## AIM OF THE EXERCISE
Scan the material for "they". Copy every line it appears in.

## GIVEN INFORMATION
+===+
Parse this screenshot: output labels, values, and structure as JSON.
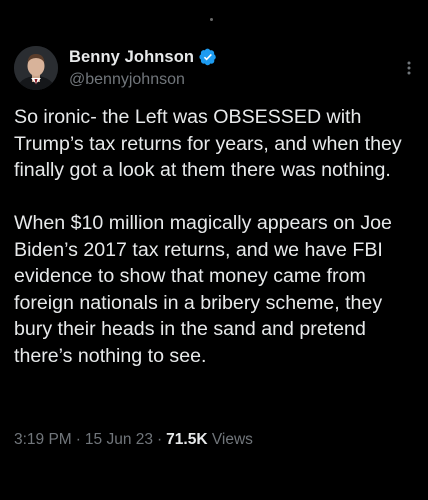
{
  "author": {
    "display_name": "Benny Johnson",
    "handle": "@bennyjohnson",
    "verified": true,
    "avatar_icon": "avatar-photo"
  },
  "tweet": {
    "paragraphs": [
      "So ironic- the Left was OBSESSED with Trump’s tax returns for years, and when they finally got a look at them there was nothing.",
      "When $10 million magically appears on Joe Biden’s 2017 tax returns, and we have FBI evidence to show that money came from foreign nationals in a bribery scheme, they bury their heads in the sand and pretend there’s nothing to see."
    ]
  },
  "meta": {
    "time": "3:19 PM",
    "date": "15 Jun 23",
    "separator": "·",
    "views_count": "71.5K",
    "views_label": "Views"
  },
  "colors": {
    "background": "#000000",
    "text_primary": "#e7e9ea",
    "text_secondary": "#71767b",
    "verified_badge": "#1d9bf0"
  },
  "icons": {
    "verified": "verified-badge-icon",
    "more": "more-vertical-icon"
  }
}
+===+
## OUTPUT FOR THIS EXERCISE
      "So ironic- the Left was OBSESSED with Trump’s tax returns for years, and when they finally got a look at them there was nothing.",
      "When $10 million magically appears on Joe Biden’s 2017 tax returns, and we have FBI evidence to show that money came from foreign nationals in a bribery scheme, they bury their heads in the sand and pretend there’s nothing to see."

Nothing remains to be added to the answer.